* Activity
Each entry must be copied exactly, without omission.

* Material to process
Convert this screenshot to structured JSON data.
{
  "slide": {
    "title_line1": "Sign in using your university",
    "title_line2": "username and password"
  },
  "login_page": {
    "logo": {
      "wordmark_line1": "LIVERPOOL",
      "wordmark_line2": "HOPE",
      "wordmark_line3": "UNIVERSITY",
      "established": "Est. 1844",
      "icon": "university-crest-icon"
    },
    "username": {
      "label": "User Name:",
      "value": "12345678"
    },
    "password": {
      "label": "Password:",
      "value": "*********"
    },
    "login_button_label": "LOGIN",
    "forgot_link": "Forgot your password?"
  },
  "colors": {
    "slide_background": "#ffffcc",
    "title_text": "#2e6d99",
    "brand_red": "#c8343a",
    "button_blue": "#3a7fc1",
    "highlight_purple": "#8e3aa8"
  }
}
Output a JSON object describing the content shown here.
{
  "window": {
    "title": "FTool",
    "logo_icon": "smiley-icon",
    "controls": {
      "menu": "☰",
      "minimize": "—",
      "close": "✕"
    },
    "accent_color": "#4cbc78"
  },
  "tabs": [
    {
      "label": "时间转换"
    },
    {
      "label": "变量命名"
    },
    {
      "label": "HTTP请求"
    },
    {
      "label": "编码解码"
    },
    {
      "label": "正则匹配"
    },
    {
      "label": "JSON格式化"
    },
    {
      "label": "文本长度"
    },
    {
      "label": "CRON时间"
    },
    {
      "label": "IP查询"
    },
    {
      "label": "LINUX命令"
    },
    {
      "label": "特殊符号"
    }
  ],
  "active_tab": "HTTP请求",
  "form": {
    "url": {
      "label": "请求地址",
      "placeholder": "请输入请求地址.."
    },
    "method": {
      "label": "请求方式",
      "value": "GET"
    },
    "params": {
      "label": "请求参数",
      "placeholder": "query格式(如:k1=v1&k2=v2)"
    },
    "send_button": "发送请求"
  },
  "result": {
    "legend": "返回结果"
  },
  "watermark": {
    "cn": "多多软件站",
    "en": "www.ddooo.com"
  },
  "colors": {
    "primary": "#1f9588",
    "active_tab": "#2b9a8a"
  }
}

* Written answer
Convert this screenshot to structured JSON data.
{
  "slide": {
    "title_line1": "Sign in using your university",
    "title_line2": "username and password"
  },
  "login_page": {
    "logo": {
      "wordmark_line1": "LIVERPOOL",
      "wordmark_line2": "HOPE",
      "wordmark_line3": "UNIVERSITY",
      "established": "Est. 1844",
      "icon": "university-crest-icon"
    },
    "username": {
      "label": "User Name:",
      "value": "12345678"
    },
    "password": {
      "label": "Password:",
      "value": "*********"
    },
    "login_button_label": "LOGIN",
    "forgot_link": "Forgot your password?"
  },
  "colors": {
    "slide_background": "#ffffcc",
    "title_text": "#2e6d99",
    "brand_red": "#c8343a",
    "button_blue": "#3a7fc1",
    "highlight_purple": "#8e3aa8"
  }
}
Output a JSON object describing the content shown here.
{
  "window": {
    "title": "FTool",
    "logo_icon": "smiley-icon",
    "controls": {
      "menu": "☰",
      "minimize": "—",
      "close": "✕"
    },
    "accent_color": "#4cbc78"
  },
  "tabs": [
    {
      "label": "时间转换"
    },
    {
      "label": "变量命名"
    },
    {
      "label": "HTTP请求"
    },
    {
      "label": "编码解码"
    },
    {
      "label": "正则匹配"
    },
    {
      "label": "JSON格式化"
    },
    {
      "label": "文本长度"
    },
    {
      "label": "CRON时间"
    },
    {
      "label": "IP查询"
    },
    {
      "label": "LINUX命令"
    },
    {
      "label": "特殊符号"
    }
  ],
  "active_tab": "HTTP请求",
  "form": {
    "url": {
      "label": "请求地址",
      "placeholder": "请输入请求地址.."
    },
    "method": {
      "label": "请求方式",
      "value": "GET"
    },
    "params": {
      "label": "请求参数",
      "placeholder": "query格式(如:k1=v1&k2=v2)"
    },
    "send_button": "发送请求"
  },
  "result": {
    "legend": "返回结果"
  },
  "watermark": {
    "cn": "多多软件站",
    "en": "www.ddooo.com"
  },
  "colors": {
    "primary": "#1f9588",
    "active_tab": "#2b9a8a"
  }
}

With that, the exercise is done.